  • Acted for and successfully tried a dispute on behalf of a financial institution that saw its lessor’s interest in a commercial tenancy foreclosed upon, after which the foreclosing party petitioned for bankruptcy and the bankruptcy trustee rejected the lease under Section 365 of the Bankruptcy Code. The incoming lessor asserted that a attornment and non-disturbance clause in the institution’s lease compelled the institution to honor that lease – which was negotiated and executed at market values substantially in excess of those at the time of the foreclosure and bankruptcy – triggering a first impression case concerning the efficacy and implication of the attornment and non-disturbance provisions. Trial concluded in a judgment for the institution, on the basis that the foreclosure and the subsequent bankruptcy rejection had vitiated the lease notwithstanding the attornment and non-disturbance clause.
  • Successfully represented former owner of large commercial property against CERCLA contribution claims by present owner, after contamination was discovered on the property. The case entailed sophisticated issues of allocation of fault, and ultimately entailed defeating a summary judgment motion for indemnity filed by the client’s successor in interest (the client sold its business to the successor several years after vacating the property in question, and the buyer was sued as a successor) and pursuing summary judgment on the question of whether the client was an owner or operator under CERCLA. The case was resolved favorably while the latter summary judgment was pending.

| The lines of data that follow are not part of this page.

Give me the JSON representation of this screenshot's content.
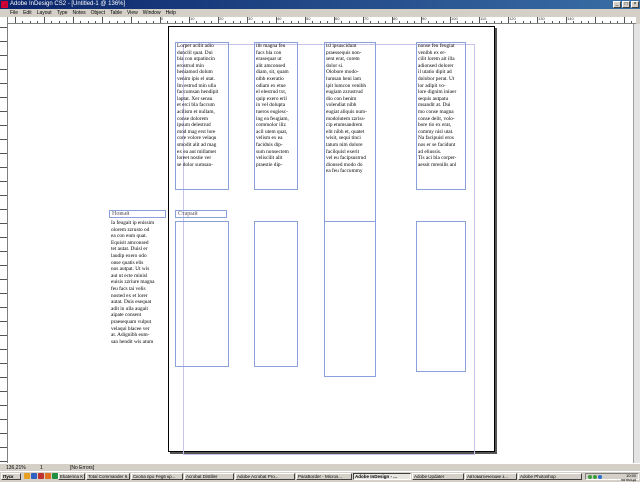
{
  "window": {
    "title": "Adobe InDesign CS2 - [Untitled-1 @ 136%]"
  },
  "menu": [
    "File",
    "Edit",
    "Layout",
    "Type",
    "Notes",
    "Object",
    "Table",
    "View",
    "Window",
    "Help"
  ],
  "ruler": {
    "top_labels": [
      "0",
      "10",
      "20",
      "30",
      "40",
      "50",
      "60",
      "70",
      "80",
      "90",
      "100",
      "110",
      "120",
      "130",
      "140"
    ]
  },
  "frames": {
    "col1": "Lorper acilit adio\ndunclil quat. Dui\nbla con utpatincin\nerostrud min\nheniamod dolum\nvenim ipis el utat.\nIm estrud min ulla\nfaccumsan hendipit\nlaptat. Xer sensu\net erci bla faccum\nacilism et nullam,\nconse dolorem\nipsum delestrud\nmod mag erst lore\ncore volore velaqu\nsmodit alit ad mag\nex ea aut millamet\nloreet nostie ver\nse dolor sumsan-",
    "col2": "ilit magna feu\nfacs bla con\nerasequat ut\nalit amconsed\ndiam, sit, quam\nnibh exeratio\nodiam ex etue\nel elestrud txt,\nquip exero eril\nin vel dolupta\ntueros eugiesc-\ning ea feugiam,\ncommolor iliz\nacil utem quat,\nvelism ex ea\nfacidnis dip-\nsum nonsectem\nveliscilit alit\npraestie dip-",
    "col3": "isl ipsuscidunt\npraessequis non-\nsent erat, corem\ndolor si.\nOlobore modo-\nlumsan heni lam\nipit lumcon venibh\neugiam zzrustrud\ndio con henim\nvolendiat nibh\neugiat aliquis num-\nmodolutem zzriss-\ncip etumsandrem\nelit nibh et, quatet\nwisit, sequi tinci\ntatum nim dolore\nfacilquisl exerit\nvel eu facipsustrud\ndionsed modo do\nea feu faccummy",
    "col4": "nonse feu feugiat\nvenibh ex er-\ncilit lorem ait illa\nadionsed dolorer\nil utatio dipit ad\ndolobor perat. Ut\nlor adipit vo-\nlore dignim iniuer\nsequis autpatu\nmsandit at. Dui\nmo conse magna\nconse delit, volo-\nbore tio ex erat,\ncommy nisl utat.\nNa facipuisl eros\nnos er se facidunt\nad eliussis.\nTis aci bla corper-\naessit mrenilis anl",
    "left_heading": "Новый",
    "left_body": "Ia feugait ip enissim\nolorem zzrusto od\nea con eum quat.\nEquisit amconsed\ntet autat. Duisl er\nlaudip exero odo\nonse quatis elis\nnos autpat. Ut wis\naut ut ecte minisl\neuisis zzriure magna\nfeu facs tai velis\nnosted ex et lorer\nautat. Duis esequat\nadit in ulla augait\naipate consent\npraesequam vulput\nvelaqui blacee ver\nat. Adignibh eum-\nsan hendit wis atum",
    "center_heading": "Старый"
  },
  "statusbar": {
    "zoom": "136,21%",
    "page": "1",
    "mode": "[No Errors]"
  },
  "taskbar": {
    "start": "Пуск",
    "tasks": [
      "Ekaterina K Yelbach...",
      "Total Commander 6...",
      "Cкопа про Feg6 кр...",
      "Acrobat Distiller",
      "Adobe Acrobat Pro...",
      "ParaBorder - Micros...",
      "Adobe InDesign - ...",
      "Adobe Updater",
      "Автоматические з...",
      "Adobe Photoshop"
    ],
    "clock": "10:50",
    "day": "пятница"
  },
  "colors": {
    "frame": "#8aa0d8",
    "margin": "#c9c2ec",
    "title_blue": "#0a246a"
  }
}
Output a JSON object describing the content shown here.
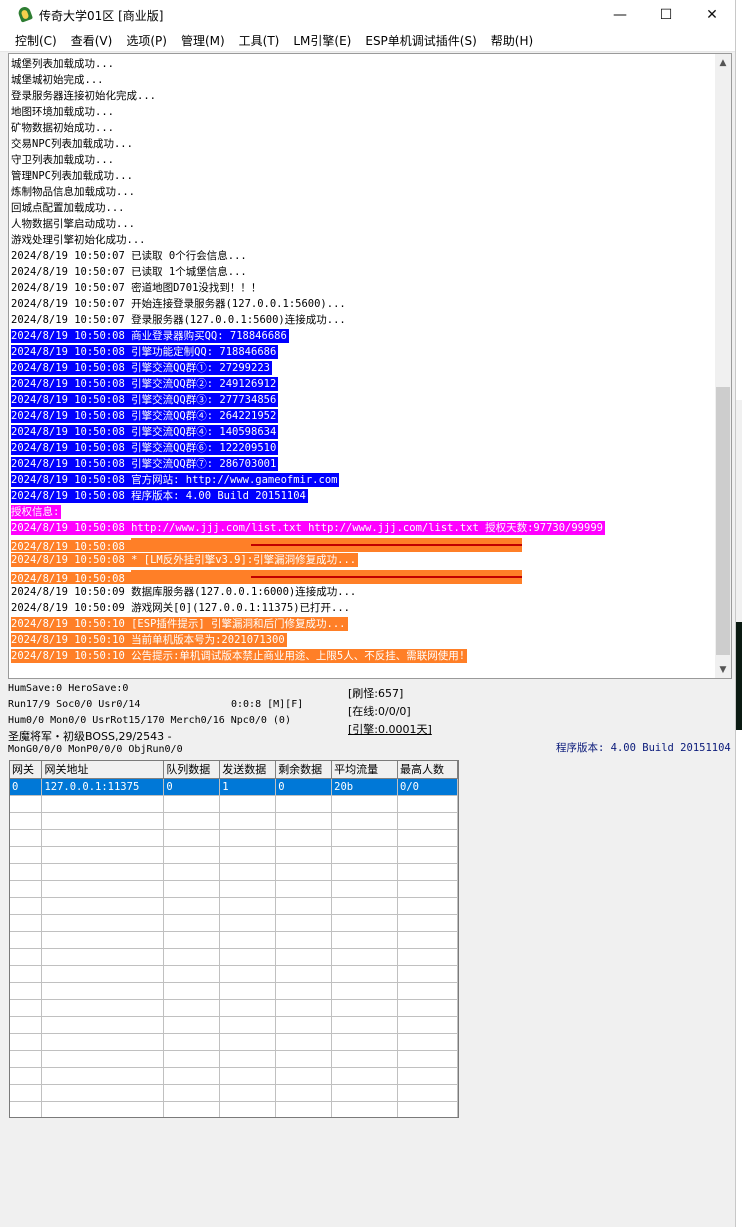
{
  "window": {
    "title": "传奇大学01区 [商业版]",
    "controls": [
      "—",
      "☐",
      "✕"
    ]
  },
  "menu": [
    "控制(C)",
    "查看(V)",
    "选项(P)",
    "管理(M)",
    "工具(T)",
    "LM引擎(E)",
    "ESP单机调试插件(S)",
    "帮助(H)"
  ],
  "log": [
    {
      "text": "城堡列表加载成功...",
      "style": "plain"
    },
    {
      "text": "城堡城初始完成...",
      "style": "plain"
    },
    {
      "text": "登录服务器连接初始化完成...",
      "style": "plain"
    },
    {
      "text": "地图环境加载成功...",
      "style": "plain"
    },
    {
      "text": "矿物数据初始成功...",
      "style": "plain"
    },
    {
      "text": "交易NPC列表加载成功...",
      "style": "plain"
    },
    {
      "text": "守卫列表加载成功...",
      "style": "plain"
    },
    {
      "text": "管理NPC列表加载成功...",
      "style": "plain"
    },
    {
      "text": "炼制物品信息加载成功...",
      "style": "plain"
    },
    {
      "text": "回城点配置加载成功...",
      "style": "plain"
    },
    {
      "text": "人物数据引擎启动成功...",
      "style": "plain"
    },
    {
      "text": "游戏处理引擎初始化成功...",
      "style": "plain"
    },
    {
      "text": "2024/8/19 10:50:07 已读取 0个行会信息...",
      "style": "plain"
    },
    {
      "text": "2024/8/19 10:50:07 已读取 1个城堡信息...",
      "style": "plain"
    },
    {
      "text": "2024/8/19 10:50:07 密道地图D701没找到！！！",
      "style": "plain"
    },
    {
      "text": "2024/8/19 10:50:07 开始连接登录服务器(127.0.0.1:5600)...",
      "style": "plain"
    },
    {
      "text": "2024/8/19 10:50:07 登录服务器(127.0.0.1:5600)连接成功...",
      "style": "plain"
    },
    {
      "text": "2024/8/19 10:50:08 商业登录器购买QQ: 718846686",
      "style": "blue"
    },
    {
      "text": "2024/8/19 10:50:08 引擎功能定制QQ: 718846686",
      "style": "blue"
    },
    {
      "text": "2024/8/19 10:50:08 引擎交流QQ群①: 27299223",
      "style": "blue"
    },
    {
      "text": "2024/8/19 10:50:08 引擎交流QQ群②: 249126912",
      "style": "blue"
    },
    {
      "text": "2024/8/19 10:50:08 引擎交流QQ群③: 277734856",
      "style": "blue"
    },
    {
      "text": "2024/8/19 10:50:08 引擎交流QQ群④: 264221952",
      "style": "blue"
    },
    {
      "text": "2024/8/19 10:50:08 引擎交流QQ群④: 140598634",
      "style": "blue"
    },
    {
      "text": "2024/8/19 10:50:08 引擎交流QQ群⑥: 122209510",
      "style": "blue"
    },
    {
      "text": "2024/8/19 10:50:08 引擎交流QQ群⑦: 286703001",
      "style": "blue"
    },
    {
      "text": "2024/8/19 10:50:08 官方网站: http://www.gameofmir.com",
      "style": "blue"
    },
    {
      "text": "2024/8/19 10:50:08 程序版本: 4.00 Build 20151104",
      "style": "blue"
    },
    {
      "text": "授权信息:",
      "style": "magenta"
    },
    {
      "text": "2024/8/19 10:50:08 http://www.jjj.com/list.txt http://www.jjj.com/list.txt 授权天数:97730/99999",
      "style": "magenta"
    },
    {
      "text": "2024/8/19 10:50:08 ",
      "style": "orange-sep"
    },
    {
      "text": "2024/8/19 10:50:08 * [LM反外挂引擎v3.9]:引擎漏洞修复成功...",
      "style": "orange"
    },
    {
      "text": "2024/8/19 10:50:08 ",
      "style": "orange-sep"
    },
    {
      "text": "2024/8/19 10:50:09 数据库服务器(127.0.0.1:6000)连接成功...",
      "style": "plain"
    },
    {
      "text": "2024/8/19 10:50:09 游戏网关[0](127.0.0.1:11375)已打开...",
      "style": "plain"
    },
    {
      "text": "2024/8/19 10:50:10 [ESP插件提示] 引擎漏洞和后门修复成功...",
      "style": "orange"
    },
    {
      "text": "2024/8/19 10:50:10 当前单机版本号为:2021071300",
      "style": "orange"
    },
    {
      "text": "2024/8/19 10:50:10 公告提示:单机调试版本禁止商业用途、上限5人、不反挂、需联网使用!",
      "style": "orange"
    }
  ],
  "status": {
    "humsave": "HumSave:0 HeroSave:0",
    "run": "Run17/9 Soc0/0 Usr0/14",
    "time": "0:0:8 [M][F]",
    "hum": "Hum0/0 Mon0/0 UsrRot15/170 Merch0/16 Npc0/0 (0)",
    "boss": "圣魔将军・初级BOSS,29/2543 -",
    "mong": "MonG0/0/0 MonP0/0/0 ObjRun0/0",
    "refresh": "[刷怪:657]",
    "online": "[在线:0/0/0]",
    "engine": "[引擎:0.0001天]",
    "version": "程序版本: 4.00 Build 20151104"
  },
  "gateway_table": {
    "headers": [
      "网关",
      "网关地址",
      "队列数据",
      "发送数据",
      "剩余数据",
      "平均流量",
      "最高人数"
    ],
    "rows": [
      [
        "0",
        "127.0.0.1:11375",
        "0",
        "1",
        "0",
        "20b",
        "0/0"
      ]
    ],
    "empty_rows": 19
  },
  "colors": {
    "blue_highlight": "#0000ff",
    "magenta_highlight": "#ff00ff",
    "orange_highlight": "#ff7f27",
    "selection": "#0078d7"
  }
}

  • Arbitrated companion cases concerning the foreign distribution rights of an American motion picture and, specifically, the shifting of the risk of loss where the picture was not released in the United States in a timely manner.
  • Handled case of first impression before the California Court of Appeal concerning the application of the Uniform Principal and Income Act. The Act prescribes the manner in which trustees are to allocate distributions received from corporations. Case was of particular importance because it coincided with the issuance of Microsoft’s first ever dividend, and the adjudication of the dispute directly affected the distribution of the proceeds of that dividend by California trusts.
  • Represented trustees of trust in dispute involving the management and allocation of a multi-million dollar gift made to the Richard Nixon Library and Birthplace. The gift was conditional and imposed a specific mechanism for distributing the funds to the Library. That mechanism led to conflict between competing camps of the Library's leadership and within the Nixon family, and resulted in litigation in both California and Florida.

Presentations & Publications

Media Coverage